■ **PROBLEM REQUIREMENTS**
How many lines of the records below contain the word "from"? Answer with the number alone.

■ **SUPPLIED MATERIAL**
>>>>>
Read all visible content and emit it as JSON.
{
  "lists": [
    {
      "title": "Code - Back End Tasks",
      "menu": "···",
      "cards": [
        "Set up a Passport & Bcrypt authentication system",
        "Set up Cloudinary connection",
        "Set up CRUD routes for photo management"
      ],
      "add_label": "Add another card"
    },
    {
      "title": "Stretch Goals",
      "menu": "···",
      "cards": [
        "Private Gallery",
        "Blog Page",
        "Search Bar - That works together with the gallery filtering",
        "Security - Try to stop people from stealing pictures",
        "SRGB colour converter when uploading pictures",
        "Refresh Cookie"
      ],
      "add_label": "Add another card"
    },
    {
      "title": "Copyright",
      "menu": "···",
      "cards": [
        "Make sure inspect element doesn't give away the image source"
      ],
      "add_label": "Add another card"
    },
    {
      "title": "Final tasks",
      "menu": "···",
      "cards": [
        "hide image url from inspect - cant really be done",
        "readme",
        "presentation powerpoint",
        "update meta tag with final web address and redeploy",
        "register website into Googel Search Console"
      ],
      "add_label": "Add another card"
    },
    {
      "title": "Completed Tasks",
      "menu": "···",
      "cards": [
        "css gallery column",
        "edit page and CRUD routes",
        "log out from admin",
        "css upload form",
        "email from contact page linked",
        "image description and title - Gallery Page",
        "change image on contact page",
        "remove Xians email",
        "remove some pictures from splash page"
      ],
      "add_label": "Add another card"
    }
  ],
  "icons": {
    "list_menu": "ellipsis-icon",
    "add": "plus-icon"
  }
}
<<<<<
■ **SOLUTION TO THIS TASK**
5